Pictured from left: Josel Angeles, Bryan Henson, Mariana Alcala

Utah Valley University alumni, many from the collision repair program, have transferred their skills to employment in the aircraft industry.

Utah Valley University alumni, many from the collision repair program,
have transferred their skills to employment in the aircraft industry.

“Not really knowing about the corporate jet industry, a lot of them get shell-shocked,” Brewer says. “It is definitely a way larger scale — the amount of materials, and the size of the facility to start with. A large aircraft can cost between $10 million and $60 million.”

And a paint job can be a quarter of $1 million on each airplane, says Jeff Holm, a professional in residence in UVU’s Transportation Technologies Department.

Another big difference is the type of customers they serve.

“I have been working on celebrities’ planes — actors and sports figures,” Bailey says. “It was kind of astonishing to have this celebrity, who I look up to, look up to me for my skill. It was a crazy experience. It was never how I expected anything to go.”

Bailey is attending UVU full time and working full time. The salary is almost double what he had been earning previously, and he says he never had imagined that would happen to him at this stage of his life. The 20-year-old student just purchased a house.

Jordan Atkin graduated from UVU’s collision repair program and has worked at Duncan for seven months. He is in the spot repair department, repainting and blending to fix damage from incidents, including bird strikes.

“I feel UVU’s program has so many options for what it can teach you,” he says. “Not every time when you get a job are you going to be using every single skill. It gave me good insight into what I would love doing. Coming over to aviation, I am still able to apply the same knowledge. It has given me more options with my life.”

Josel Angeles is a UVU graduate in art and design, now working at Duncan. He is an interior specialist, which can include upholstery, seat coverings, carpet, and paint.

“It is basically my dream job,” he says. “It was basically life-changing. It took me seven years to graduate. A counselor gave me a chance to start doing cars. After I graduated, I began fixing airplanes instead of cars. If you don’t know what you are doing, college is pretty hard. UVU has so many programs. Give yourself a break and do some fun classes. Eventually, it will help you.”

“It is basically my dream job...it was basically life-changing.”

With the many applications of skills that students learn, the department has changed its name to better reflect its possibilities.

“We changed our name to Transportation Technologies,” Wilson says. “Our students can reach across several different fields of specialty and be valued employees from rail to aviation.”

They can work with paint, interiors, upholstery, electronics, cabinetry, and use mechanical, electronics, and critical-thinking skills. Some require additional training or certification. With the transferrable skills, the students can work in numerous fields. The field is also growing and the need for new employees is expected to continue to increase.

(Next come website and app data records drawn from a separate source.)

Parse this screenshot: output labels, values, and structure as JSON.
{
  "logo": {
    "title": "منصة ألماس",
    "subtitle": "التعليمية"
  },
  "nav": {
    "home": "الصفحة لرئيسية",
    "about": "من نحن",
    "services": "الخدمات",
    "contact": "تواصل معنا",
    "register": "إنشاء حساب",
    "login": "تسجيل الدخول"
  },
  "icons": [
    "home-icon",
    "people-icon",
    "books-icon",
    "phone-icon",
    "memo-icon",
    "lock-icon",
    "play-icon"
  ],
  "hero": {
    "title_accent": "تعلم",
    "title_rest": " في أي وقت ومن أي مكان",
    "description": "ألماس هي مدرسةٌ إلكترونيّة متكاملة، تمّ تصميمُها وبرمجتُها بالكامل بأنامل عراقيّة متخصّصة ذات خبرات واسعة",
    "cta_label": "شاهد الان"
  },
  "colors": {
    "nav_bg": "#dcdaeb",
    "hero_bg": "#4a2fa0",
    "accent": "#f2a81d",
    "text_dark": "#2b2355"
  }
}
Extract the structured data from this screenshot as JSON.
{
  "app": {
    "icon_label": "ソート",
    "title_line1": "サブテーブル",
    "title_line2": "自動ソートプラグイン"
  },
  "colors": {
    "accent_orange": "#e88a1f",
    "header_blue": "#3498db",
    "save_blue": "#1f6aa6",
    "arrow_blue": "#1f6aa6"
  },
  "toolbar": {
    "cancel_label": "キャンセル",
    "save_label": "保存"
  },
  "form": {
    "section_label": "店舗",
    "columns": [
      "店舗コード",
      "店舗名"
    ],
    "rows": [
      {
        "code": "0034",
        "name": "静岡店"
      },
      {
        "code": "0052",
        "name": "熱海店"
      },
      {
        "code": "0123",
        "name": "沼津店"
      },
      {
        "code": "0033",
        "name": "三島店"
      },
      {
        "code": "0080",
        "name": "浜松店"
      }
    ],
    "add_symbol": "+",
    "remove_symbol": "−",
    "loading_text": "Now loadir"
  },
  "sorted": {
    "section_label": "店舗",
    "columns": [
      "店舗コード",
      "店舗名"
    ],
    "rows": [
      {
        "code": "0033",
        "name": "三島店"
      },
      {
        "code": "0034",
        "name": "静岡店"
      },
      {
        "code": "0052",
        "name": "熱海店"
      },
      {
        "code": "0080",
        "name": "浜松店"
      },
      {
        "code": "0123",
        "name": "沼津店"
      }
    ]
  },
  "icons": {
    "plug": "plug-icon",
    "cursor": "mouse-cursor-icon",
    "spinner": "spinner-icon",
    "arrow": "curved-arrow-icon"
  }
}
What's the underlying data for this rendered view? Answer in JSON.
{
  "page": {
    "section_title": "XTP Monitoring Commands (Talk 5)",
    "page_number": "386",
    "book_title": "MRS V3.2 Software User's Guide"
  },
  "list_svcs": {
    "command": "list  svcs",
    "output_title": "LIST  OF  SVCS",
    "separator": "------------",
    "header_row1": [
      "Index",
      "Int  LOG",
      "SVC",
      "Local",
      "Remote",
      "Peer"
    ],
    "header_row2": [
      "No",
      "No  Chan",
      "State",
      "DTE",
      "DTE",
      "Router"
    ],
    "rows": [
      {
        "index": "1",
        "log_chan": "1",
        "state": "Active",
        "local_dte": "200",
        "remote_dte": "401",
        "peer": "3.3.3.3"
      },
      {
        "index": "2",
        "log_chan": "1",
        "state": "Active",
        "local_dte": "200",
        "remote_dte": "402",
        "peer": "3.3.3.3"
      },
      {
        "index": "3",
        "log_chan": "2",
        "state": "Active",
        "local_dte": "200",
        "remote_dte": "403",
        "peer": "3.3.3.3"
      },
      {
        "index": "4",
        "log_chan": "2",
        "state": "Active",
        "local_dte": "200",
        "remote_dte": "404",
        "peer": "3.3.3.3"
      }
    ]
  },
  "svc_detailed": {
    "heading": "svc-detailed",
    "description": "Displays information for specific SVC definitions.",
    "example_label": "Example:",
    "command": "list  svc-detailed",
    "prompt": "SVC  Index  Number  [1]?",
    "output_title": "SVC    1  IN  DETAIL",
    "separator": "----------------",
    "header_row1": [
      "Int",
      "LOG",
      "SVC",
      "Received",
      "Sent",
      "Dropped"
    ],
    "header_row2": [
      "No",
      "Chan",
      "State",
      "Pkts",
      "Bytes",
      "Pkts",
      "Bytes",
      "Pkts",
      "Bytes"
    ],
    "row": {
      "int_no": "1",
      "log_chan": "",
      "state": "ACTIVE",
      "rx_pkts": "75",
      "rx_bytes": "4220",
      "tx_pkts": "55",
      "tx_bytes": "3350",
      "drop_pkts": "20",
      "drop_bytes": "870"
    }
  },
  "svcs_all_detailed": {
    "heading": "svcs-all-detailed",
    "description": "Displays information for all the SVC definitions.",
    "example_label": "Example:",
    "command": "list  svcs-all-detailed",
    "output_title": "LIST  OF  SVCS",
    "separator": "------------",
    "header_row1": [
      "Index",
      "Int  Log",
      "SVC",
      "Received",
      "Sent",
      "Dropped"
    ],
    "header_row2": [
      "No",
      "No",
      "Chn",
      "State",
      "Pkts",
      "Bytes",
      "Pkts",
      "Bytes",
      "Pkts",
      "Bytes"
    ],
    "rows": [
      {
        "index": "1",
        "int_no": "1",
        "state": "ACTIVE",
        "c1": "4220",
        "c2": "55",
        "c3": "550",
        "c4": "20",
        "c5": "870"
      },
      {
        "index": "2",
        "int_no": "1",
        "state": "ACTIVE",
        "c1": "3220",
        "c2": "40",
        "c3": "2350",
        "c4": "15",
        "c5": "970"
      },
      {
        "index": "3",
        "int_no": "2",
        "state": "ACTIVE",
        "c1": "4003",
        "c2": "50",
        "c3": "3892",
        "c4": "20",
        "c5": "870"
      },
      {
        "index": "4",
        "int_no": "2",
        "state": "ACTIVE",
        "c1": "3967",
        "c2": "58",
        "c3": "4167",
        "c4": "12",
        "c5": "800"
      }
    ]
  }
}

“The industry is severely hurting for employees,” Beach says.

Bailey says he was enthusiastic about it for himself and others.

“I would recommend the program to anyone who wants to get their hands moving,” Bailey says. “If you are willing to work and want to learn and better your mechanical aspects, I would definitely recommend it. You should take advantage of the opportunities you have. You never know what might present itself.”

Pictured from left: Cayden Bailey, Jordan Atkin

Utah Valley University alumni, many from the collision repair program, have transferred their skills to employment in the aircraft industry.